The task: Filter the entries, keeping every line with the string "Educational".

+---+

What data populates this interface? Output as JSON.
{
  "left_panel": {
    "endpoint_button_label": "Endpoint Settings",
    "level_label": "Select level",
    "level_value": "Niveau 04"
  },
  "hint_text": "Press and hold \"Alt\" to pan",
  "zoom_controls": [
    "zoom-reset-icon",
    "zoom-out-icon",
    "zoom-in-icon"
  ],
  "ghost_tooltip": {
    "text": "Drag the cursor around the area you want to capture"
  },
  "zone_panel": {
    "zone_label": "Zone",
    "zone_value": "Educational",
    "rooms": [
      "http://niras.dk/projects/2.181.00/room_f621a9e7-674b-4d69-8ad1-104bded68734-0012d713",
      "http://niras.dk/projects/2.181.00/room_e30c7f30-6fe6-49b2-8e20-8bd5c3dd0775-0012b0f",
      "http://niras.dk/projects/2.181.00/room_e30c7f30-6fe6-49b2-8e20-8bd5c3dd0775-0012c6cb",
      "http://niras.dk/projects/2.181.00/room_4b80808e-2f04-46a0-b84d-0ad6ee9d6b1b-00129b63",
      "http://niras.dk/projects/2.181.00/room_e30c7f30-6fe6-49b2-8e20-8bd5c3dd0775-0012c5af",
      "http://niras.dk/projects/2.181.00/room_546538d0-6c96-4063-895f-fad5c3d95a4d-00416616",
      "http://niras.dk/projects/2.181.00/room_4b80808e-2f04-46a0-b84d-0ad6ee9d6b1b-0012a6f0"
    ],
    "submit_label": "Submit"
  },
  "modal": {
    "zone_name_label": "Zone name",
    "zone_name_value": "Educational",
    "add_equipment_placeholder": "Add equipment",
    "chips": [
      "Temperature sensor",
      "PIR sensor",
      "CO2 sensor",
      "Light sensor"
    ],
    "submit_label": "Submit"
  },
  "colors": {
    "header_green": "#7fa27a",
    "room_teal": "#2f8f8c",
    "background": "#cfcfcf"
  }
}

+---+

Solution to this task:
    "zone_value": "Educational",
    "zone_name_value": "Educational",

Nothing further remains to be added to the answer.